Six Principles or Questions
In a time-constrained first pass, the categories below were discerned by PT. Some participants had most points in one category (e.g., Objectives or Methods) and some had a mix. (Conjecture from PT: for a research agenda to enlist the participants in this workshop, it would need to make room for development in each category and for cross-challenges among them.)
- e.g., "Starting point must be full understanding of existing evidence"
- "Build upon or leverage existing infrastructure which includes cohorts" / "Encourage collaboration across sectors and disciplines to help garner the infrastructure and support needed for large nested RCT cohorts."
- "Address a significant health issue"
- Methods & conceptualization
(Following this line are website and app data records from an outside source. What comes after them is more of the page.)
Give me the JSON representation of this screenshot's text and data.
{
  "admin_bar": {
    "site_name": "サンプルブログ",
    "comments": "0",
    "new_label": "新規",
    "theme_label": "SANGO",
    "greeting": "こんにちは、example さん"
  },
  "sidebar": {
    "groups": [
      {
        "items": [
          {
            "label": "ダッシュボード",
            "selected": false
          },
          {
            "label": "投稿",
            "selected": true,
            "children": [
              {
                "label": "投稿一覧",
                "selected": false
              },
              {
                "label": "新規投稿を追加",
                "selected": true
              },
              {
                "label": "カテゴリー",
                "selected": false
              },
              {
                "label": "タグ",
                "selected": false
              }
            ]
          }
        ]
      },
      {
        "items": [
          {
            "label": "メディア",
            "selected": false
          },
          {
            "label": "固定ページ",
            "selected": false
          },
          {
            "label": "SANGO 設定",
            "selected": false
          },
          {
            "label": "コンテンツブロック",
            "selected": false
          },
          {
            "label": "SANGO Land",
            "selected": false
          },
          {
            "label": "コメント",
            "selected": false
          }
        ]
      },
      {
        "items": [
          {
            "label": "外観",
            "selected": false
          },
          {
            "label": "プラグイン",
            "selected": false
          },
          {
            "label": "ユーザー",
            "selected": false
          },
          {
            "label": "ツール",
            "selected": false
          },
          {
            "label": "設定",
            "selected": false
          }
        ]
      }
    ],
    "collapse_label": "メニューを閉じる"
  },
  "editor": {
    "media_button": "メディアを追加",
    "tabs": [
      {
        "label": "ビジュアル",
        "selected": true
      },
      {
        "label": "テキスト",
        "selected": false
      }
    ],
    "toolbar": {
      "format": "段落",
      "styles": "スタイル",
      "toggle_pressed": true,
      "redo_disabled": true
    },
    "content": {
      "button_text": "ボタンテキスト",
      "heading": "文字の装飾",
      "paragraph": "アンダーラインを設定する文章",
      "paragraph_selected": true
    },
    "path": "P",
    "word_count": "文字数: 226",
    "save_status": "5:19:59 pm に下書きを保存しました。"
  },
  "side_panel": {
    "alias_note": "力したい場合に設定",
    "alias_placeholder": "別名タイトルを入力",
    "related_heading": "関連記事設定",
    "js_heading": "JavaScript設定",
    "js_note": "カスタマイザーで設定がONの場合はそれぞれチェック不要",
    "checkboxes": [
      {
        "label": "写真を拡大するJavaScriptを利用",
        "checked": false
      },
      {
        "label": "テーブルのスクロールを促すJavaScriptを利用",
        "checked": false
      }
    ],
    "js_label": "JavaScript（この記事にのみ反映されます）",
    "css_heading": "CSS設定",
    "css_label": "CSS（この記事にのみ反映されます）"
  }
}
- "Can built environment and other contextual variables be creatively translated into experiments (as J.I. wondered)? (What exemplars are there to learn from?)"
- "Practitioners and policy makers (decision makers) should be involved in setting priorities" / "An honest account of the formation of OHS (and how it has not included an intervention arm) would help clarify what needs to be done to get an intervention agenda adopted and funded."
- "Can intervention studies be a way to empower cohort study particiants? (Passivity -> actvity)"
- "Encourage collaboration across sectors and disciplines to help garner the infrastructure and support needed for large nested RCT cohorts."
- Social health
- "Equity concerns and impact should be built into any intervention study designs - e.g. differential impact of interventions."
- (pilot community projects not at scale to have power)